Today I stumbled across the podcast series Social Science Bites. Led by David Edmonds and Nigel Warburton, it is a series of interviews with leading social scientists about their perspectives on society and the contribution of social sciences to enhance our understanding of it. In August 2012, Edmonds and Warburton interviewed Robert Shiller on Behavioural Economics. The interview is only a quarter of an hour long, yet it is a real jewel for getting the bigger picture why the movement has revolutionised the field of Economics over the last twenty years and why it is going to become even more important in the future.

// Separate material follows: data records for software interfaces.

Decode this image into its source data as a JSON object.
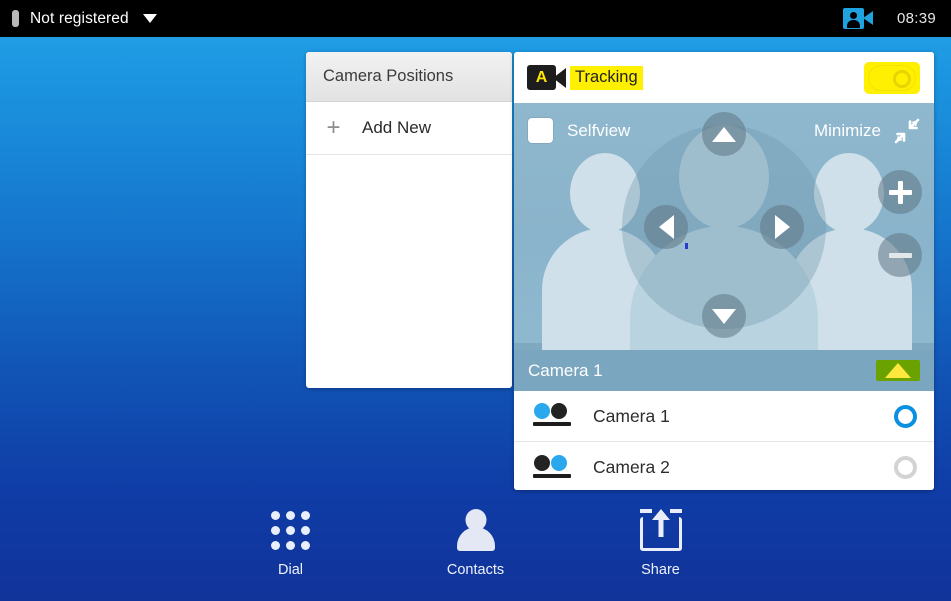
{
  "statusbar": {
    "registration_status": "Not registered",
    "dropdown_icon": "chevron-down-icon",
    "camera_icon": "person-video-camera-icon",
    "clock": "08:39"
  },
  "camera_positions_panel": {
    "title": "Camera Positions",
    "items": [
      {
        "icon": "plus-icon",
        "label": "Add New"
      }
    ]
  },
  "camera_panel": {
    "tracking": {
      "icon": "camera-a-icon",
      "icon_letter": "A",
      "label": "Tracking",
      "label_highlight_color": "#ffef00",
      "toggle_state": "on",
      "toggle_highlight_color": "#ffef00"
    },
    "selfview": {
      "checkbox_label": "Selfview",
      "checkbox_state": "unchecked",
      "minimize_label": "Minimize",
      "minimize_icon": "minimize-arrows-icon"
    },
    "controls": {
      "up": "arrow-up-icon",
      "down": "arrow-down-icon",
      "left": "arrow-left-icon",
      "right": "arrow-right-icon",
      "zoom_in": "plus-icon",
      "zoom_out": "minus-icon"
    },
    "active_camera_bar": {
      "label": "Camera 1",
      "expand_icon": "caret-up-icon",
      "expand_highlight_color": "#6aa300",
      "caret_color": "#ffe83d"
    },
    "camera_list": [
      {
        "icon": "camera-dots-icon",
        "label": "Camera 1",
        "selected": true
      },
      {
        "icon": "camera-dots-icon",
        "label": "Camera 2",
        "selected": false
      }
    ]
  },
  "bottom_toolbar": {
    "items": [
      {
        "icon": "dialpad-icon",
        "label": "Dial"
      },
      {
        "icon": "contacts-person-icon",
        "label": "Contacts"
      },
      {
        "icon": "share-upload-icon",
        "label": "Share"
      }
    ]
  },
  "theme": {
    "background_top": "#22a4e9",
    "background_bottom": "#11339a",
    "accent_blue": "#0b8fe0",
    "highlight_yellow": "#ffef00",
    "highlight_green": "#6aa300"
  }
}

Nigel Warburton starts the interview by asking Shiller for a rough definition of behavioural economics. Shiller explains that behavioural economics is a merger of economics with other social sciences. A major benefit of this is that by introducing psychology, sociology, and political science into economics, the field has moved closer toward reality. In contrast, standard economics relies on rational optimisation which describes actual human behaviour rather poorly. Hence it is not surprising that conventional economics cannot seem to explain coherently why we ended up in a global financial crisis in the late 2000s.
Shiller describes bluntly that in the economics profession of twenty years ago speculative bubbles could not exist because economists treated markets as collectively rational and ‘smart’. Yet this rationality continued at individual level. In consumer theory economists assumed that humans always maximise their consumption. Shiller points out that the elegance and simplicity of economists’ models were also their shortfalls. Recognising that human behaviour is far more complex has led to the behavioural economics movement. It is in some sense interdisciplinary because it makes use of many discoveries of psychologists. Shiller illustrates this with the example of fairness. While economists assume that people act in pure self-interest, human behaviour is governed by a sense of fairness and equity. In his research Shiller has shown that fairness even enters the area of labour contracts. Nevertheless, standard economics does not consider it to be part of the contract between employees and employers.
I must say that I especially like the second half of the interview in which Robert Shiller debunks the assertion that economics is a science and economists are ‘hard-scientists’. In doing so, Shiller refers to the renowned British economist Alfred Marshall who already said that “economics cannot be compared with the exact physical sciences: for it deals with the ever changing and subtle forces of human nature” (Marshall, 1920, p.12). Likewise, Shiller advocates that the study of how humans are thinking cannot be hard science but requires intuition, human judgement and a broader perspective on human behaviour guided by psychology and sociology. Yet he points out that the economics profession is currently suffering from “physics-envy”, but the Einstein model is not going to fit with real world thinking. What adds to this problem is the shortage of data, especially in Macroeconomics, which makes any scientific method inappropriate for predicting major macroeconomic fluctuations like the last global financial crisis.
Nigel Warburton ends the interview asking about the value of behavioural economics. Clearly, for Shiller the value lies in being able to model human behaviour more realistically. He takes the medical school as example. Incorporating what is going on inside the brain allows behavioural economists to move away from “revealed preferences”. This is why behavioural economics, including neuro-economics, is going to become more and more important in the future. With the help of other social sciences, the profession can move away from restricting assumptions like rational optimisation or revealed preferences. Shiller stresses that the insights from the field of behavioural economics are likely to benefit our society at large. At the forefront this includes better public policy-making and reducing the occurrence of crashes. With the use of behavioural economics, Shiller envisions the future role of economists to be one of “prevention”, a bit like the street planners which nobody observes but without whom traffic wouldn’t run smoothly or not at all.
If you have 15 spare minutes, the full interview ant transcript can be found here. It is more than worth it!
Marshall, A. (1920). Principles of Economics. An introductory volume. 8th ed. Macmillan & Co, London.
Shiller, A. (2012). Robert Shiller on Behavioral Economics. Interview by Nigel Warburton, Social Sciences Bites, 1 August 2012 [Online]. Available at: http://www.socialsciencespace.com/2012/08/robert-shiller-on-behavioral-economics/ [Accessed 25 September 2016]